"I hope it's not William," he said as we parked the car, remembering the worst haircut of his life. "William doesn't even work here anymore," I replied. "There's some new old guy." Jack sighed, knowing that neither of us had the guts to make waves if the old guy's chair was open. Our family has a whole underdog thing going on as well as a genetic inability to speak up.

We walked in and took our seats next to the wooden checkerboard.


Betty and Susanna were both busy cutting hair, and the new guy was free as a bird.

"Ready for a cut?" he called out, picking up the plastic cape to put around Jack's shoulders.


"We're going to wait for Susanna today." I said.

And Jack looked at me and smiled a little smile. Not big enough to make the old man feel bad, but big enough for me to notice.

I haven't always done the right thing as a parent. Not by a long shot. And I had no idea I'd have only 48 hours left with my boy. But in that one little moment, I was Super Mom.


5th Grade Crazy "Before":
5th Grade Sad Mushroom "After":
Getting More Mushroomy as time goes on:

6th Grade  Before and Short After:
7th grade Before:

7th Grade After:

Saturday, February 2, 2013

Valentine's Gratitude Box

We've gotten out our Valentine's gratitude box again this year.

Over the next two weeks we'll write down things we love about our family members, pets included, and pop them in the box. We'll read them on Valentine's Day. Margaret didn't want to do it last year, without Jack, but we did it any way and I'm glad because this year she's excited again. Please read these short posts to check out what some past notes said, remembering that I used to call Jack Jake on this blog, and Margaret Molly. I know I could/should change that, but I'm lazy. Regardless of what we call her, that Margaret/Molly cracks me up!

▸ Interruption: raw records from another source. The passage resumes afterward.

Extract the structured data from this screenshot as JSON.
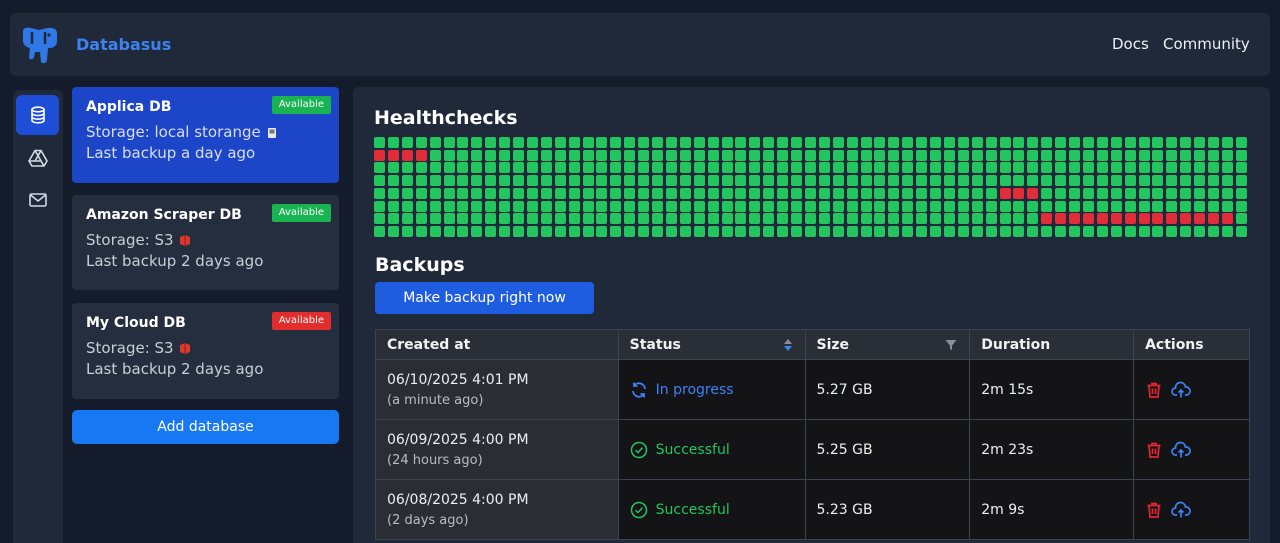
{
  "header": {
    "brand": "Databasus",
    "links": {
      "docs": "Docs",
      "community": "Community"
    }
  },
  "nav": {
    "icons": [
      "database-icon",
      "drive-icon",
      "mail-icon"
    ]
  },
  "databases": [
    {
      "name": "Applica DB",
      "badge": "Available",
      "badge_color": "#19b452",
      "storage": "Storage: local storange",
      "last_backup": "Last backup a day ago",
      "selected": true
    },
    {
      "name": "Amazon Scraper DB",
      "badge": "Available",
      "badge_color": "#19b452",
      "storage": "Storage: S3",
      "last_backup": "Last backup 2 days ago",
      "selected": false
    },
    {
      "name": "My Cloud DB",
      "badge": "Available",
      "badge_color": "#e32c2c",
      "storage": "Storage: S3",
      "last_backup": "Last backup 2 days ago",
      "selected": false
    }
  ],
  "add_database_label": "Add database",
  "healthchecks": {
    "title": "Healthchecks",
    "rows": 8,
    "cols": 63,
    "failed_cells": [
      [
        1,
        0
      ],
      [
        1,
        1
      ],
      [
        1,
        2
      ],
      [
        1,
        3
      ],
      [
        4,
        45
      ],
      [
        4,
        46
      ],
      [
        4,
        47
      ],
      [
        6,
        48
      ],
      [
        6,
        49
      ],
      [
        6,
        50
      ],
      [
        6,
        51
      ],
      [
        6,
        52
      ],
      [
        6,
        53
      ],
      [
        6,
        54
      ],
      [
        6,
        55
      ],
      [
        6,
        56
      ],
      [
        6,
        57
      ],
      [
        6,
        58
      ],
      [
        6,
        59
      ],
      [
        6,
        60
      ],
      [
        6,
        61
      ]
    ],
    "colors": {
      "ok": "#23c55e",
      "fail": "#e12d39"
    }
  },
  "backups": {
    "title": "Backups",
    "make_backup_label": "Make backup right now",
    "columns": [
      "Created at",
      "Status",
      "Size",
      "Duration",
      "Actions"
    ],
    "rows": [
      {
        "created": "06/10/2025 4:01 PM",
        "created_rel": "(a minute ago)",
        "status": "In progress",
        "status_kind": "progress",
        "size": "5.27 GB",
        "duration": "2m 15s"
      },
      {
        "created": "06/09/2025 4:00 PM",
        "created_rel": "(24 hours ago)",
        "status": "Successful",
        "status_kind": "success",
        "size": "5.25 GB",
        "duration": "2m 23s"
      },
      {
        "created": "06/08/2025 4:00 PM",
        "created_rel": "(2 days ago)",
        "status": "Successful",
        "status_kind": "success",
        "size": "5.23 GB",
        "duration": "2m 9s"
      }
    ]
  }
}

And while I'll never know why Jack didn't participate in our gratitude box that first year (lazy like his mom?) when he had the chance, I did find two special things while cleaning out my bedroom closet this week. Thank you to whatever teacher probably forced Jack to write these gems:

Undated Valentine to Mom from Jack:

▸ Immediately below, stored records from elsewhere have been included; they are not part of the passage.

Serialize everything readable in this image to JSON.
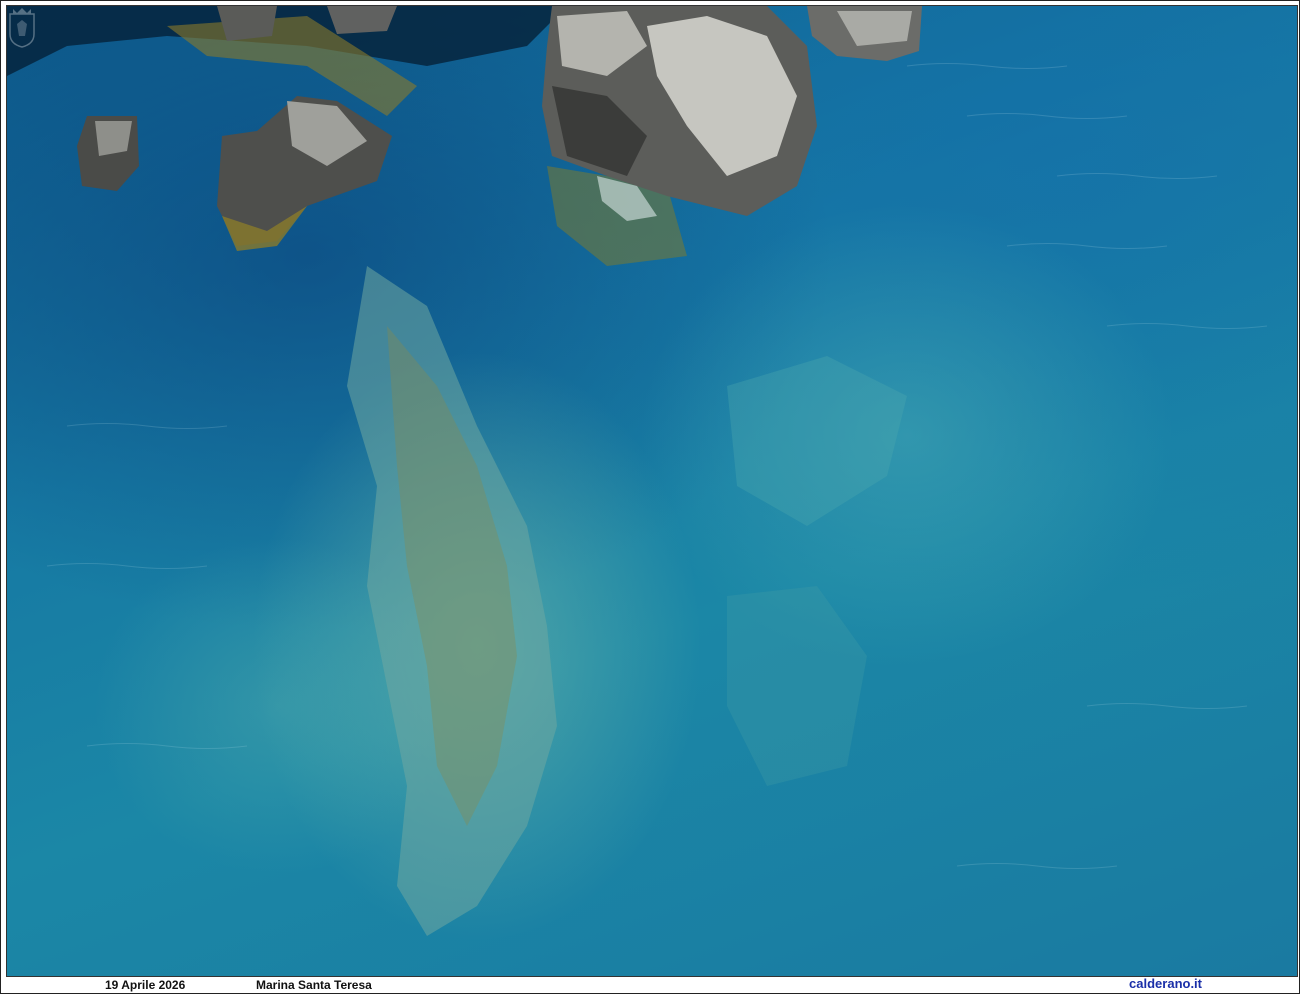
{
  "caption": {
    "date": "19 Aprile 2026",
    "place": "Marina Santa Teresa",
    "site": "calderano.it"
  },
  "photo": {
    "subject": "aerial-sea-rocks",
    "colors": {
      "deep_water": "#0d5c8d",
      "shallow_water": "#3fa9b0",
      "rock": "#5a5a55",
      "rock_light": "#c9c9c4",
      "algae": "#8a7a2a"
    }
  },
  "watermark": {
    "icon": "crest-icon"
  }
}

"Dear Mom,
I love you because you aren't to (sic) strict.
I'm thankful you help me with stuff.
I love it when you be nice."

And to Tim and Anna, an undated thank you note, which was probably assigned as a paragraph, but ended up as one long sentence instead:

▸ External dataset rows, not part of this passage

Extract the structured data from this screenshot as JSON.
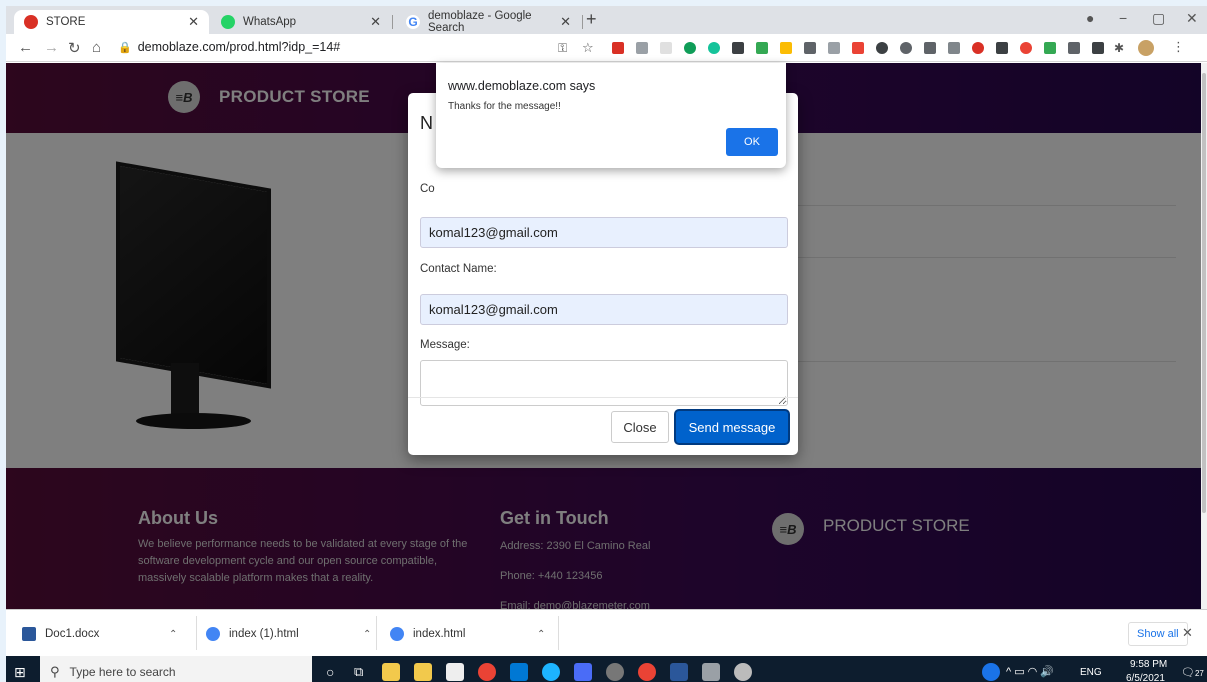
{
  "browser": {
    "tabs": [
      {
        "title": "STORE",
        "favicon_color": "#d93025"
      },
      {
        "title": "WhatsApp",
        "favicon_color": "#25d366"
      },
      {
        "title": "demoblaze - Google Search",
        "favicon_color": "#4285f4"
      }
    ],
    "url": "demoblaze.com/prod.html?idp_=14#"
  },
  "site": {
    "brand": "PRODUCT STORE",
    "logo_mark": "≡B"
  },
  "modal": {
    "title_partial": "N",
    "contact_email_label_partial": "Co",
    "contact_email_value": "komal123@gmail.com",
    "contact_name_label": "Contact Name:",
    "contact_name_value": "komal123@gmail.com",
    "message_label": "Message:",
    "message_value": "",
    "close_label": "Close",
    "send_label": "Send message"
  },
  "alert": {
    "title": "www.demoblaze.com says",
    "message": "Thanks for the message!!",
    "ok_label": "OK"
  },
  "footer": {
    "about_title": "About Us",
    "about_text": "We believe performance needs to be validated at every stage of the software development cycle and our open source compatible, massively scalable platform makes that a reality.",
    "contact_title": "Get in Touch",
    "address": "Address: 2390 El Camino Real",
    "phone": "Phone: +440 123456",
    "email": "Email: demo@blazemeter.com",
    "brand": "PRODUCT STORE"
  },
  "downloads": {
    "items": [
      {
        "name": "Doc1.docx",
        "icon_color": "#2b579a"
      },
      {
        "name": "index (1).html",
        "icon_color": "#4285f4"
      },
      {
        "name": "index.html",
        "icon_color": "#4285f4"
      }
    ],
    "show_all": "Show all"
  },
  "taskbar": {
    "search_placeholder": "Type here to search",
    "language": "ENG",
    "time": "9:58 PM",
    "date": "6/5/2021",
    "notifications": "27"
  }
}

"Thank you, my loving, gracious, perfect, wonderful, spectacular, amazing, supporting, instructive, caring, great, outstanding, remarkable, swell, marvy, groovy, kind, superb, glorious parents, for being my parents. Love, Jack"

On the front is a stick figure farmer saying "Farm," (?) a stick figure Ninja saying "Hi-Ya" (?) and a stick figure pirate saying "Argh" because all of that makes so much sense.

And while we're talking gratitude, I could fill a gratitude box with what YOU have done for me by reading this blog, leaving kind words, praying, allowing what has happened to affect your lives in some way, and stepping right into our story with us, even when it's hard.

You really be nice.